World News

As Australian Cardinal Confronts Abuse Charges, a Guide to the Case

Posted March 3, 2018 3:28 p.m. EST

Cardinal George Pell, the Vatican’s third-highest-ranking official, will appear in a Melbourne, Australia, court Monday for the start of several weeks of hearings to determine whether he will face trial on charges of “historical sexual offenses.”

The slow-moving case — charges were filed in June — will be a test of both Australia’s justice system and the Vatican’s efforts to hold clerics accountable after decades of abuse scandals.

Here is a guide to what we know, what we don’t know — and how the case will be shaped by Australia’s court system.

Who is Cardinal George Pell?

The son of a Catholic mother and an Anglican father, George Pell grew up in Ballarat, a mining town northwest of Melbourne, where he also served as a priest from 1971 to 1984.

During that time, accusations of abuse by priests swirled through the area, but Pell later said he had no memory of hearing about specific substantiated cases of sexual abuse.

His rise through the church was swift. He became bishop of Melbourne in 1996. Less than a year later, he formed the “Melbourne Response,” a process to investigate local accusations of sexual abuse against Catholic clergymen.

More than a dozen priests accused of abuse stepped down during Pell’s time in Melbourne, but he also protected the church’s finances. The Melbourne Response capped payouts to victims at 50,000 Australian dollars ($38,000), far below what victims in other countries would later receive.

In 2007, he was appointed to a council of cardinals assigned to improve the Vatican’s finances. In 2014, Pope Francis named him prefect of the Secretariat for the Economy, effectively making him the Vatican’s treasurer and its third most senior figure.
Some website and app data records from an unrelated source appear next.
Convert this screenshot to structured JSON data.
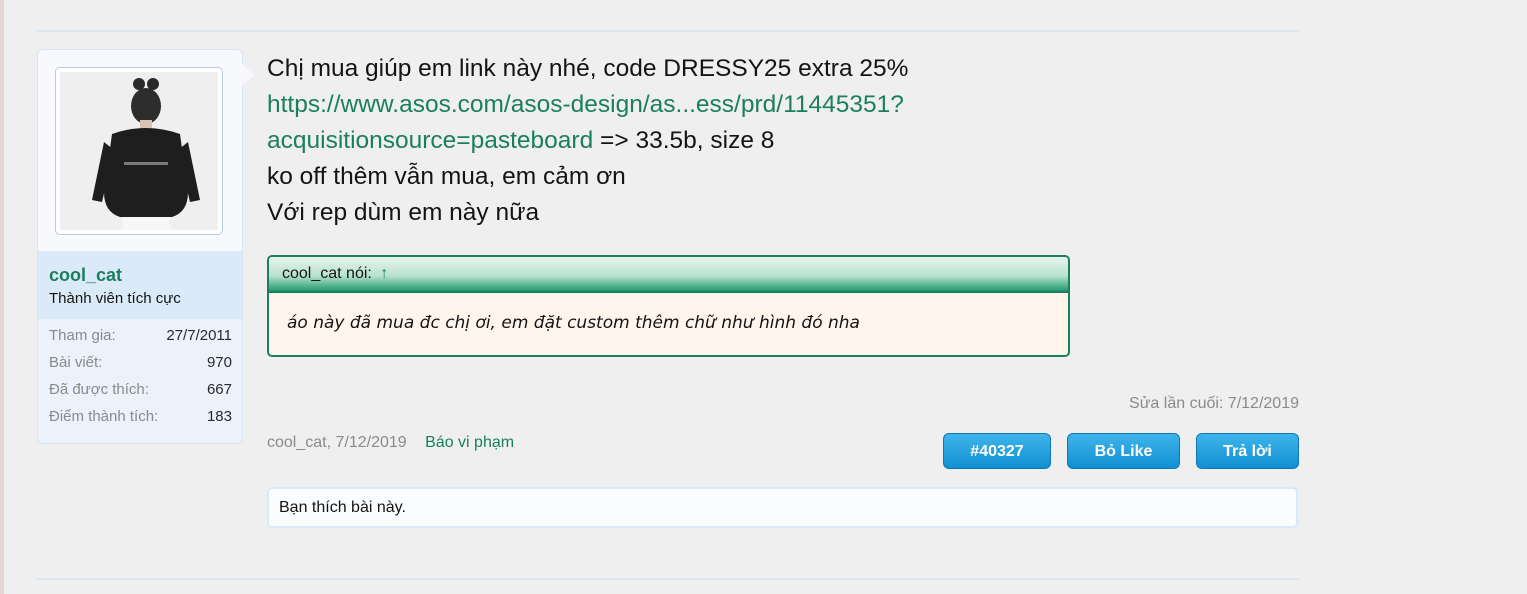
{
  "user": {
    "name": "cool_cat",
    "title": "Thành viên tích cực",
    "stats": [
      {
        "label": "Tham gia:",
        "value": "27/7/2011"
      },
      {
        "label": "Bài viết:",
        "value": "970"
      },
      {
        "label": "Đã được thích:",
        "value": "667"
      },
      {
        "label": "Điểm thành tích:",
        "value": "183"
      }
    ]
  },
  "message": {
    "line1": "Chị mua giúp em link này nhé, code DRESSY25 extra 25%",
    "link_line1": "https://www.asos.com/asos-design/as...ess/prd/11445351?",
    "link_line2": "acquisitionsource=pasteboard",
    "after_link": " => 33.5b, size 8",
    "line3": "ko off thêm vẫn mua, em cảm ơn",
    "line4": "Với rep dùm em này nữa"
  },
  "quote": {
    "author": "cool_cat nói:",
    "arrow": "↑",
    "text": "áo này đã mua đc chị ơi, em đặt custom thêm chữ như hình đó nha"
  },
  "edited": "Sửa lần cuối: 7/12/2019",
  "meta": {
    "author_date": "cool_cat, 7/12/2019",
    "report": "Báo vi phạm"
  },
  "buttons": {
    "post_number": "#40327",
    "unlike": "Bỏ Like",
    "reply": "Trả lời"
  },
  "likes": {
    "text": "Bạn thích bài này."
  },
  "colors": {
    "accent_green": "#1b7f5d",
    "button_blue": "#1190d2",
    "quote_bg": "#fff5ec"
  }
}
In June, his legal team received the charges against him in the state of Victoria. Francis gave him a leave of absence to return to Australia to mount his defense.

What has he been accused of?

Pell has been charged with “historical sexual offenses.” No further details of those charges have been publicly released by the courts.

Pell previously denied knowing about abuse in the 1970s and ‘80s, but the description of the crimes that have been made available to the public would suggest he is now being accused of having been personally engaged in sexual offenses. However, nothing has been made public about the details — not the number of accusers, not the time frame of the accusations, nor the severity of the acts at the center of the case.

What’s known is that Pell is the highest-ranking Vatican cleric to face charges of sexual crimes, and that he has aggressively denied the charges.

“The whole idea of sexual abuse is abhorrent to me,” he said at a news conference in Rome in June.

Whathappens next?

Expected to run for four weeks, the cardinal’s committal hearing will decide whether there is sufficient evidence to take the case to trial.

All relevant evidence will be presented to the magistrate by the prosecution, including witness testimony.

Local news outlets have reported that up to 50 witnesses could be called during the hearing process. The court heard last year that some of the witnesses were choir boys at the time of the alleged incidents.

All witnesses can be subject to cross-examination by the defense — a noteworthy detail because Robert Richter, the cardinal’s lawyer, has a reputation for a withering and aggressive approach.

“We want to demonstrate that what was alleged was impossible,” Richter told the court last October.

Even if the magistrate decides there is not sufficient evidence to proceed, Victoria’s director of public prosecutions can still decide to try Pell.

The hearing’s proceedings are largely conducted outside of public view. Reporters are being granted access for the first day of the hearing but will not be allowed to return to cover actual testimony.

Why can’t the public know more about criminal cases?

Australian law tends to be more favorable to defendants, and proceedings more secretive, than in the United States.

The country’s contempt standards prohibit reporting — after charges have been filed and before a verdict has been reached — that might be seen as prejudicial against or for a defendant.

Depending on the type of offense, journalists cannot publish information on a wide range of topics including: specific accusations against an individual, prior convictions and affiliations with convicted criminals, and material that might be deemed unreasonably favorable to a defendant’s case.

All news media organizations in Australia are subject to this restriction, which has the potential to create vast differences in articles about the case published from inside or outside Australia.

Suppression orders are also used in many cases to further restrict what journalists can report in Australia, placing details that appear in court records off limits.

In rare cases, even the existence of a suppression order can be banned from publication, meaning that journalists cannot report precisely why certain details are missing from their coverage. These are sometimes referred to as superinjunctions.

“Quite often, orders will be made to protect the fairness of the defendant’s trial,” said Jason Bosland, a law professor at the University of Melbourne, whose research has focused on court proceedings. “That’s the main purpose of an order.”

But, he added, such orders are often approved without rigorous scrutiny about whether they are in fact necessary.

In a report published before Pell’s case began, Bosland wrote: “Open justice is increasingly being undermined in Victoria due to the inappropriate use of suppression orders by the courts.”

In an interview, he added: “The problem in Australia is that the courts tend to make orders that don’t comply with the strict requirements of the law.”